In India, saying “yes” to Jesus has become a risky decision that costs Christians and their families greatly.

One Church, one Family

Open Doors estimates that there are at least a further 50 million Christians facing high levels of persecution in 23 other countries, such as Mexico, Democratic Republic of the Congo and Chad, that haven’t even made it on to the top 50.

The numbers are important. They help us frame the picture. But the World Watch List research offers a bigger vision and story. Behind every statistic and fact is a life, a family, a church that represents deep suffering but also courage and inspiring faith. People who know the consequences yet still choose Jesus. Through our Savior, we and every Christian living in North Korea, Somalia, Afghanistan and the rest of the top 50 countries on the 2020 World Watch List are one Church, one Family.


To read more about these countries and the remaining 40 countries on Open Doors’ 2019 World Watch List, click here to see the list and download the full report. To help you pray with these believers, Open Doors has a mobile prayer app that alerts you to prayer requests from believers. Learn more about it and sign up to get regular updates delivered to your phone. 

Released at the beginning of each year, Open Doors’ annual World Watch List list uses extensive research, data from Open Doors field workers and external experts to quantify and analyze persecution worldwide. It is certified by the International Institute for Religious Freedom (www.iirf.eu), which carries out an annual audit of the list’s methodology.

 

Stand with your family

Right now, more than 260 million Christians worldwide are living in places where they face high persecution—just because they follow Jesus. But you can help. Through prayer and by supporting Open Doors’ work around the world, you are reminding God’s people they are part of one Church; part of one Family.

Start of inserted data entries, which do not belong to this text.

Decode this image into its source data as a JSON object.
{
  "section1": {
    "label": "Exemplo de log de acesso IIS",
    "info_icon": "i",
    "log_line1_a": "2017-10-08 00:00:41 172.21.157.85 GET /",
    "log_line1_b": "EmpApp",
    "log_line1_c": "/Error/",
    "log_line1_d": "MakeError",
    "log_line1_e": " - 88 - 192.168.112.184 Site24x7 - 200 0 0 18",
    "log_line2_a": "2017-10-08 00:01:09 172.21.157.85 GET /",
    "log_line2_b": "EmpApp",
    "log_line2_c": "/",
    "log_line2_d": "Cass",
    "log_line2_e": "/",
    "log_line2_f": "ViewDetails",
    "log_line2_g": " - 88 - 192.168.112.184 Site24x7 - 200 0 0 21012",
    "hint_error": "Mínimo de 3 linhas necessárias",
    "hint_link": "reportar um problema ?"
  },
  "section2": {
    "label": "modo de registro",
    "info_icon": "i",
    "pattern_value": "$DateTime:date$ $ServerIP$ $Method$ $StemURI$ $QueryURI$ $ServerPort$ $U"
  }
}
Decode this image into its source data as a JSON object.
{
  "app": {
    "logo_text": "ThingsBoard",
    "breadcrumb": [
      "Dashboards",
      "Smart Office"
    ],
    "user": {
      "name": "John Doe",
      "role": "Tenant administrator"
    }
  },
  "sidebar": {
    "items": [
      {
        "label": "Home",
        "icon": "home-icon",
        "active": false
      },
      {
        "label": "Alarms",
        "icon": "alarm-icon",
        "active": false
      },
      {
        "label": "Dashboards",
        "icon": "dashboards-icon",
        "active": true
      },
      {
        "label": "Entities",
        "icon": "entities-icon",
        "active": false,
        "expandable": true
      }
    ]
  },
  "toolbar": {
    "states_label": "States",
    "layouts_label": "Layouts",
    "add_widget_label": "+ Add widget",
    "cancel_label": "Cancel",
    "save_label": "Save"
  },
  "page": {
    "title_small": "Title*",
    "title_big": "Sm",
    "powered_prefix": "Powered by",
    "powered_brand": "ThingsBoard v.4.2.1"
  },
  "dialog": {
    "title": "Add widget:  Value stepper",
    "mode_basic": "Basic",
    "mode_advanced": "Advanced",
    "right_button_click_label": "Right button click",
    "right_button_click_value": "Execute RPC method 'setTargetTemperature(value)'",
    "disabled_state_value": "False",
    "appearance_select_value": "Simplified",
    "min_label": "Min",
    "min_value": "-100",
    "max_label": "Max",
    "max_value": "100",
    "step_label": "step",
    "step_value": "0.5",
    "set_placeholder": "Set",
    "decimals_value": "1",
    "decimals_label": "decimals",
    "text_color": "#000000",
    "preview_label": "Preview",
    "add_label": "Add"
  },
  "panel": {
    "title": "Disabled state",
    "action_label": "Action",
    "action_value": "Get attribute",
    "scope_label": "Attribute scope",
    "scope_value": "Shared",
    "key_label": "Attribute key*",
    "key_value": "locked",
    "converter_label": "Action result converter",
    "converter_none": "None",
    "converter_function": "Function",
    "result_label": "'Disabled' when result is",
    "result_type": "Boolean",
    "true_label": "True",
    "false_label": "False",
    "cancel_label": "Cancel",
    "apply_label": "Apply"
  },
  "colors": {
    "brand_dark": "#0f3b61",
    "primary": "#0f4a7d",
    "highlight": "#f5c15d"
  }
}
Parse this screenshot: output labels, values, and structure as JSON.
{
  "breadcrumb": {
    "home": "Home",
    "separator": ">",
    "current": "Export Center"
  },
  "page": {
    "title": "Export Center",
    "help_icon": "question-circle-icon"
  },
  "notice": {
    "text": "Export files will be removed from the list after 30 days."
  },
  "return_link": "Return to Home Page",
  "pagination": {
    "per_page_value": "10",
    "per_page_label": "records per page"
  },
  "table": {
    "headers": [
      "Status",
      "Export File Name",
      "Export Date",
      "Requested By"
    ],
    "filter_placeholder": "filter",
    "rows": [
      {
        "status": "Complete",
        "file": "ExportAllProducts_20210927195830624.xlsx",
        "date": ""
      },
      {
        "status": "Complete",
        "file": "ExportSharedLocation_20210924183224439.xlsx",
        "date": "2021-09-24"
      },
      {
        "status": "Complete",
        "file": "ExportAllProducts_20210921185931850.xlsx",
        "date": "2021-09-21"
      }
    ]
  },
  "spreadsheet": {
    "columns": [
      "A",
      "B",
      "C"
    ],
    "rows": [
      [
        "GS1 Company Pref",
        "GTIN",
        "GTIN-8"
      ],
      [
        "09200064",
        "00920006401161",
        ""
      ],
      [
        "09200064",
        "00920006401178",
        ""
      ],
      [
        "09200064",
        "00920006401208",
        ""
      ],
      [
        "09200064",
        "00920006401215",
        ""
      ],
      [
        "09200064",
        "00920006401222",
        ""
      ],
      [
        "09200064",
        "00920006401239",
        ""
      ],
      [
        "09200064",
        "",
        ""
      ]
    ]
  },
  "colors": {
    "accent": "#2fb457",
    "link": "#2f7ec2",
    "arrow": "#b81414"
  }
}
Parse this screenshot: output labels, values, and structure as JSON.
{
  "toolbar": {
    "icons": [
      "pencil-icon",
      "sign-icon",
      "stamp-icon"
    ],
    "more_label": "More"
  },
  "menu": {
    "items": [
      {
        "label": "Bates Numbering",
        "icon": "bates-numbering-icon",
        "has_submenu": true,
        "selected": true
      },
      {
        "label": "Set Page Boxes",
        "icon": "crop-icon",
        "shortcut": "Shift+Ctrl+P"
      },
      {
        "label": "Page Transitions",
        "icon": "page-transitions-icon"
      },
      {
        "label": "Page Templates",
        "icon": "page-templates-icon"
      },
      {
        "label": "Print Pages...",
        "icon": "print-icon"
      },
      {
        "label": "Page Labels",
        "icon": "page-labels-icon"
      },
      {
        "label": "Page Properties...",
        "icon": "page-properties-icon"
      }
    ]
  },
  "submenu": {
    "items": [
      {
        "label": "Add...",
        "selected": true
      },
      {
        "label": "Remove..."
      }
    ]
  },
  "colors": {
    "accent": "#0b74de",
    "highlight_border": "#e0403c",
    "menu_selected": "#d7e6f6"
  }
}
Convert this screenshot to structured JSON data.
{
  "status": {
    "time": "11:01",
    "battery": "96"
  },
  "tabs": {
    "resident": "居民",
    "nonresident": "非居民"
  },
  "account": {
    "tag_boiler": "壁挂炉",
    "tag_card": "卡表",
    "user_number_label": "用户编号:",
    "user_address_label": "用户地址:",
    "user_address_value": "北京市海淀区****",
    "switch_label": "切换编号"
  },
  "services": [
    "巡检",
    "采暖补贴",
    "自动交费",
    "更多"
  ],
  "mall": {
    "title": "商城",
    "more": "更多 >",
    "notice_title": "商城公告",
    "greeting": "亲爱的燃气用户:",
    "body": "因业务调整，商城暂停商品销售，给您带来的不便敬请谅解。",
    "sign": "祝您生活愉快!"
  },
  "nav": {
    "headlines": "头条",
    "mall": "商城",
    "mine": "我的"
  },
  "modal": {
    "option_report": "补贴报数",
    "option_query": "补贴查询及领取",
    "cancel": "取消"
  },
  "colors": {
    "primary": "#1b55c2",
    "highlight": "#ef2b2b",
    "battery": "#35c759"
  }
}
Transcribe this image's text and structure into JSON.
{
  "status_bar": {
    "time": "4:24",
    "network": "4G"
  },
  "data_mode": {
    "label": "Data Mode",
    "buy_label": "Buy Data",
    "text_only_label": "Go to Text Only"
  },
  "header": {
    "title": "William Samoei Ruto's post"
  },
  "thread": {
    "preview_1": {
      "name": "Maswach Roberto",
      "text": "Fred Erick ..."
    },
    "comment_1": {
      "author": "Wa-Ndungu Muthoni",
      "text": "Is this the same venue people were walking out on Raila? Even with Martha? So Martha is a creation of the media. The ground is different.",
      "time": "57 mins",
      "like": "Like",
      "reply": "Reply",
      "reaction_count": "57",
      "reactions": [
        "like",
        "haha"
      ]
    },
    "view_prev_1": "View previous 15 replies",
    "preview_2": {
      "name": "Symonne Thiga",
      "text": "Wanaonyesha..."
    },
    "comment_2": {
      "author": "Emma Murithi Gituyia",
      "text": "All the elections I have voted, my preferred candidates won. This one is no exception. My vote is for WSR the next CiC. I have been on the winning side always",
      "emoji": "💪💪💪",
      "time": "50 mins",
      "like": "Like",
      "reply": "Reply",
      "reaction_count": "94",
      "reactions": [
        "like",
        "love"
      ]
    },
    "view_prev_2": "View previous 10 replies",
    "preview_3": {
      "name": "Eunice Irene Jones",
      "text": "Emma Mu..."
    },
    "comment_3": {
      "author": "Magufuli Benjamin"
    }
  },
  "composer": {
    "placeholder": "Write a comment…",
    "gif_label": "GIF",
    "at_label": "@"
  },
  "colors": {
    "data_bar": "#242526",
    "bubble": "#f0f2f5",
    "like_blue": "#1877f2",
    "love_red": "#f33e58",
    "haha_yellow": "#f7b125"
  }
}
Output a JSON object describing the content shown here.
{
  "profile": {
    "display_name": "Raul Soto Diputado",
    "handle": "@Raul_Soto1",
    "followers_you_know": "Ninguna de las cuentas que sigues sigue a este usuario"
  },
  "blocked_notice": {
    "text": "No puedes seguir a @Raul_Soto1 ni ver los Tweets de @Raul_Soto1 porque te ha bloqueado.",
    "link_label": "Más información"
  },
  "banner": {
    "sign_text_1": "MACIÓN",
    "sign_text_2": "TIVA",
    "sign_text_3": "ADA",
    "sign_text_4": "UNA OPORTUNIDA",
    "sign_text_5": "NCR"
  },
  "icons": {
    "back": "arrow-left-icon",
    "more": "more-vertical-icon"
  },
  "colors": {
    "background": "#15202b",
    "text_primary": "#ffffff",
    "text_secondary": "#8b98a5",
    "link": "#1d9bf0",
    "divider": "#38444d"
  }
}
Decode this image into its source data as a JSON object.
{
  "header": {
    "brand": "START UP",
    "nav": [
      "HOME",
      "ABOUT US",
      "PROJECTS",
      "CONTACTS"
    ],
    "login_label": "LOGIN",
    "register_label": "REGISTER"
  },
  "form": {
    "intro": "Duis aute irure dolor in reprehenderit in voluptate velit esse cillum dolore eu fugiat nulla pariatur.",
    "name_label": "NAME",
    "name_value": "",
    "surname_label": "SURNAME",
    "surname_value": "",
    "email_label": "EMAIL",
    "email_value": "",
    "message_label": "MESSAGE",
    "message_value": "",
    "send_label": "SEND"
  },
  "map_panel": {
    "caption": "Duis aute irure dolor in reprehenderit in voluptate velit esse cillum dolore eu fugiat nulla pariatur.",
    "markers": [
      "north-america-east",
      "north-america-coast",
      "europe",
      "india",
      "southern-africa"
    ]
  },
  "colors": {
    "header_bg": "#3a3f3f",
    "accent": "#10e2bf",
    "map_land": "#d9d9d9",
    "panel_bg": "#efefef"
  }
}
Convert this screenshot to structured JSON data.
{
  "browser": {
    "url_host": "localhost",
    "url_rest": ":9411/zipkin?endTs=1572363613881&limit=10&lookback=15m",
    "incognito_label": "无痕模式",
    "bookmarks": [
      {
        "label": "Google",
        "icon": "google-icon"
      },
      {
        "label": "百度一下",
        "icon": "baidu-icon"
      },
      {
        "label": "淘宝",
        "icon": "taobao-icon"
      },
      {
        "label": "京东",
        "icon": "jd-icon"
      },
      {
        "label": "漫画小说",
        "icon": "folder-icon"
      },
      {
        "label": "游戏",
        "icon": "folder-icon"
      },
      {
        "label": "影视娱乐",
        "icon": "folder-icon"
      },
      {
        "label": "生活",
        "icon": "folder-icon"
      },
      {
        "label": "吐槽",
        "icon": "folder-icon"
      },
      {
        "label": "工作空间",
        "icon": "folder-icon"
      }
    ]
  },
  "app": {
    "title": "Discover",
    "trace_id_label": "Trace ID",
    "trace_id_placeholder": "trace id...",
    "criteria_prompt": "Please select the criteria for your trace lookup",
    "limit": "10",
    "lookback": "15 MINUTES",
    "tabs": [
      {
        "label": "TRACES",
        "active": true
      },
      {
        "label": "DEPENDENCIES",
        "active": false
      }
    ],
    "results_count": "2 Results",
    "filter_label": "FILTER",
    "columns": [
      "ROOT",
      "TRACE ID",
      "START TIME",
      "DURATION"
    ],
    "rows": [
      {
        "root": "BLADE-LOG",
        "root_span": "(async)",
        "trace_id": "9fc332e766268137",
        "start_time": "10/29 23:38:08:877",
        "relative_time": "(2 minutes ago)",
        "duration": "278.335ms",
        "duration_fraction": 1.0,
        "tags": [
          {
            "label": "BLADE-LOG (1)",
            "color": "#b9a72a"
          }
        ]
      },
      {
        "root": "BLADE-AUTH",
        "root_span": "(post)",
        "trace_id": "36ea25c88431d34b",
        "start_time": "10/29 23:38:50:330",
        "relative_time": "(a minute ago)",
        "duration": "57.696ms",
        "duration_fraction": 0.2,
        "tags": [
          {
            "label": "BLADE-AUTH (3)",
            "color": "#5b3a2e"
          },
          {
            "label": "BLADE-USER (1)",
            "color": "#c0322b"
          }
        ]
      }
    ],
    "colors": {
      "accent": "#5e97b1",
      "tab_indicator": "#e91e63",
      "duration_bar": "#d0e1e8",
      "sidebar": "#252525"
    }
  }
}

Help now
Share Your Comment

Related Stories

Download the 2020 World Watch List

Discover the top 50 countries where it's most difficult and dangerous to follow Jesus.